Directions
For each line below that includes the string "rest", show the whole line.

[Interface dataset entries]
◆ ◆ ◆ ◆
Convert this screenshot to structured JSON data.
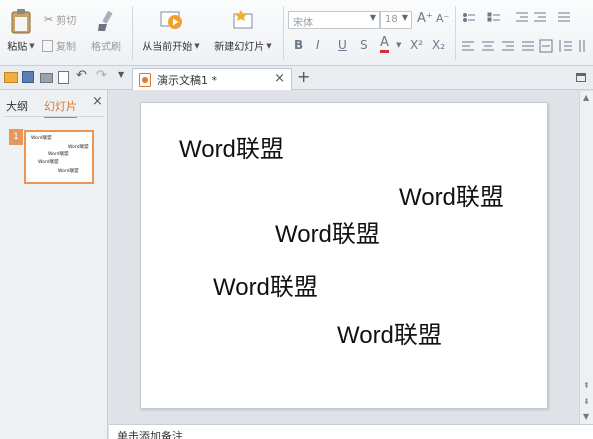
{
  "ribbon": {
    "paste_label": "粘贴",
    "cut_label": "剪切",
    "copy_label": "复制",
    "format_painter_label": "格式刷",
    "from_current_label": "从当前开始",
    "new_slide_label": "新建幻灯片",
    "font_name": "宋体",
    "font_size": "18",
    "bold": "B",
    "italic": "I",
    "underline": "U",
    "strikethrough": "S",
    "font_color": "A",
    "superscript": "X²",
    "subscript": "X₂",
    "grow_font": "A⁺",
    "shrink_font": "A⁻"
  },
  "tabbar": {
    "document_tab": "演示文稿1 *",
    "new_tab": "+"
  },
  "left_panel": {
    "tab_outline": "大纲",
    "tab_slides": "幻灯片",
    "close": "×",
    "thumbnail_number": "1",
    "thumbnail_texts": [
      "Word联盟",
      "Word联盟",
      "Word联盟",
      "Word联盟",
      "Word联盟"
    ]
  },
  "slide": {
    "texts": [
      "Word联盟",
      "Word联盟",
      "Word联盟",
      "Word联盟",
      "Word联盟"
    ]
  },
  "notes": {
    "placeholder": "单击添加备注"
  },
  "colors": {
    "accent": "#e8975a",
    "active_tab_text": "#d9782d"
  }
}
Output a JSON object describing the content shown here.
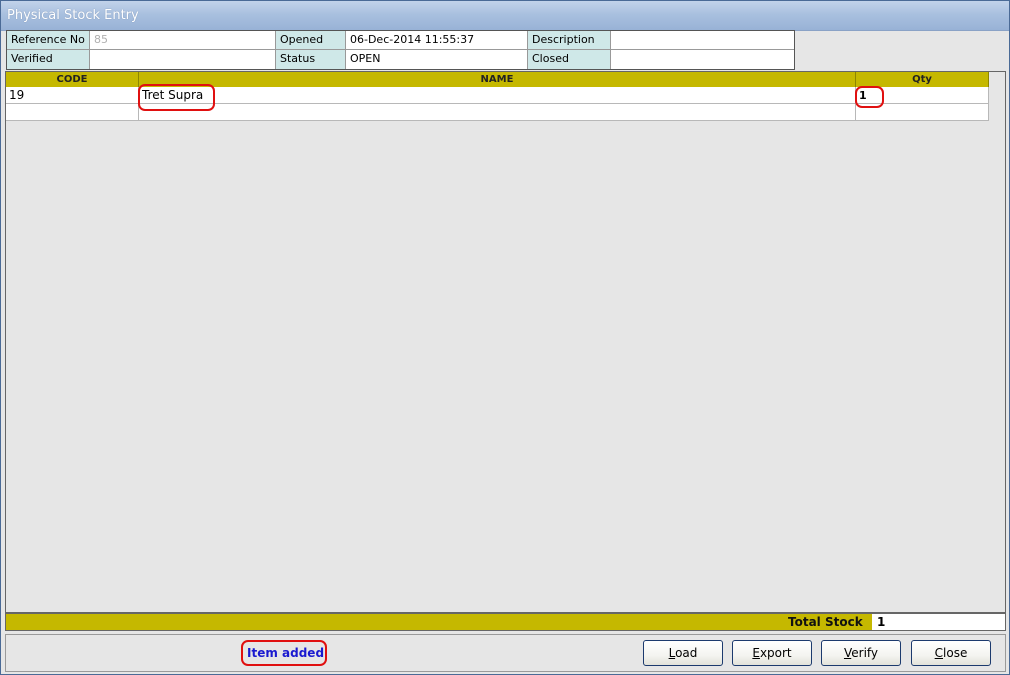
{
  "window": {
    "title": "Physical Stock Entry"
  },
  "info": {
    "reference_no_label": "Reference No",
    "reference_no_value": "85",
    "opened_label": "Opened",
    "opened_value": "06-Dec-2014 11:55:37",
    "description_label": "Description",
    "description_value": "",
    "verified_label": "Verified",
    "verified_value": "",
    "status_label": "Status",
    "status_value": "OPEN",
    "closed_label": "Closed",
    "closed_value": ""
  },
  "grid": {
    "columns": [
      "CODE",
      "NAME",
      "Qty"
    ],
    "rows": [
      {
        "code": "19",
        "name": "Tret Supra",
        "qty": "1"
      },
      {
        "code": "",
        "name": "",
        "qty": ""
      }
    ]
  },
  "totals": {
    "label": "Total Stock",
    "value": "1"
  },
  "status_message": "Item added",
  "buttons": {
    "load": {
      "key": "L",
      "rest": "oad"
    },
    "export": {
      "key": "E",
      "rest": "xport"
    },
    "verify": {
      "key": "V",
      "rest": "erify"
    },
    "close": {
      "key": "C",
      "rest": "lose"
    }
  },
  "colors": {
    "header": "#c5b800",
    "label_cell": "#cfe8e8",
    "highlight": "#e01010",
    "status_text": "#1a1ad0"
  }
}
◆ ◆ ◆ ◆
Reply
      "rest": "oad"
      "rest": "xport"
      "rest": "erify"
      "rest": "lose"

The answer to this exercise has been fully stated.